In the decades before 1965, the Eastern Scheldt exported large quantities of sediment towards sea through its inlet. The implementation of the back-barrier dams caused a significant increase in the volume of water flowing through the inlet each tide, which was observable in the response of bathymetry. The export of sediment, the rates of channel deepening and the ebb-tidal delta volume all increased as soon as the dams were built.
After 1986, the average tidal flows inside and outside the basin decreased dramatically as a result of the storm-surge barrier. Inside the basin this has led to degradation of the intertidal area. Tidal current is the main process building up the shoals and maintaining the size of channels.
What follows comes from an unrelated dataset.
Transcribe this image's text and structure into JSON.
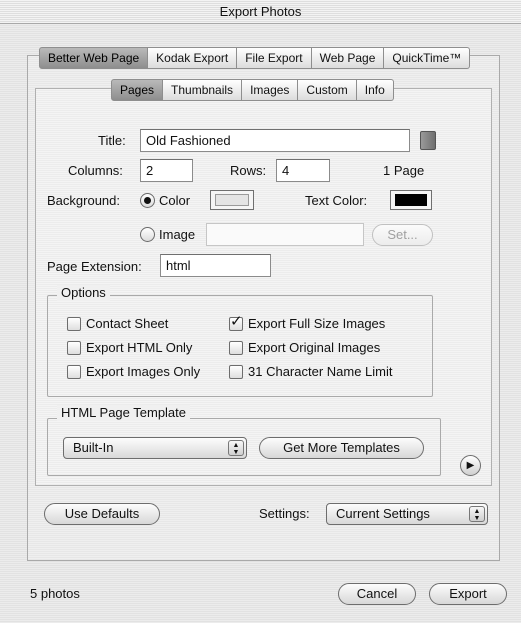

Waves are the main process breaking down the shoals. Due to the barrier, the currents decreased, while the waves stayed the same. As a result, the shoals become lower and smaller, and the channels are silting up.
On the ebb-tidal delta, the effect of the barrier is that the morphological activity decreased. Apart from this, it seems that the barrier forms a blockage for the exchange of sediment between the basin and ebb-tidal delta. The ebb-tidal delta is losing sediment, but not towards the basin.